EXERCISE GOAL ▸
Scan the entries below and return each line that contains "chevron".

Dataset rows for apps and sites ▸
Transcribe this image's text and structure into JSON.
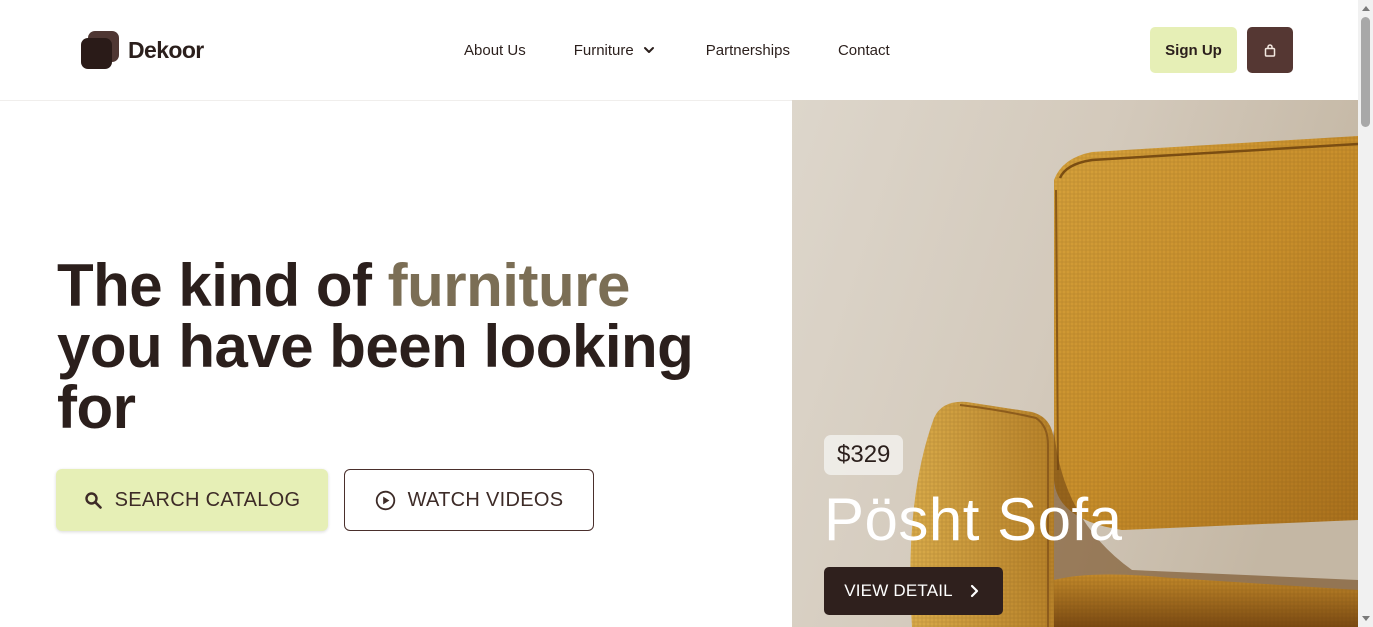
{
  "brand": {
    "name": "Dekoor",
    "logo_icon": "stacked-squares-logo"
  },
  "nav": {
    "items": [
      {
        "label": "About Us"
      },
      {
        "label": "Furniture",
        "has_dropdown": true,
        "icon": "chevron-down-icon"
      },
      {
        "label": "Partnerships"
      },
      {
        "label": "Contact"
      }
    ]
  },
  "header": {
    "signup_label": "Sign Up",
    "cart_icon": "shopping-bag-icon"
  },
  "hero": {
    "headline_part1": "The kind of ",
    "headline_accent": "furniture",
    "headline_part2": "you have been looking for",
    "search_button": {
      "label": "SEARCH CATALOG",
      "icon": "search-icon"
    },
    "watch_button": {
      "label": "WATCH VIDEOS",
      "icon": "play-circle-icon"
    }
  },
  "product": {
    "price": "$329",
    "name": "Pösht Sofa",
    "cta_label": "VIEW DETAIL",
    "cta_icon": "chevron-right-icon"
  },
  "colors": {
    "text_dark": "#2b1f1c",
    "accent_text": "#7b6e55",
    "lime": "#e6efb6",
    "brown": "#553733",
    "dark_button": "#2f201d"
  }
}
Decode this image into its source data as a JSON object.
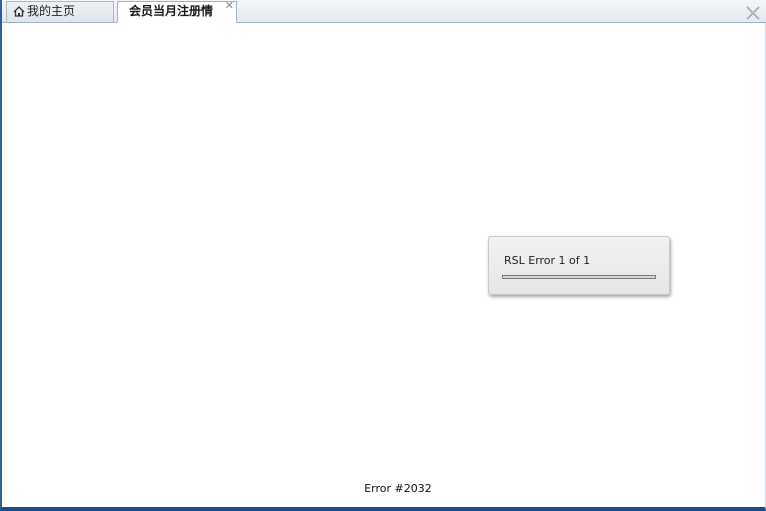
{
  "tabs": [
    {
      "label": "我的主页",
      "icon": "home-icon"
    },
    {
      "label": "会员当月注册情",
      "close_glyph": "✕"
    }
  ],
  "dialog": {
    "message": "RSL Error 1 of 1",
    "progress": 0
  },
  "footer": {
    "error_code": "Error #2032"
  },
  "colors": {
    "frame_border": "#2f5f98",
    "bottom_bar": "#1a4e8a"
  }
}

TASK RESULT ▸
        "icon": "chevron-down-icon"
    "cta_icon": "chevron-right-icon"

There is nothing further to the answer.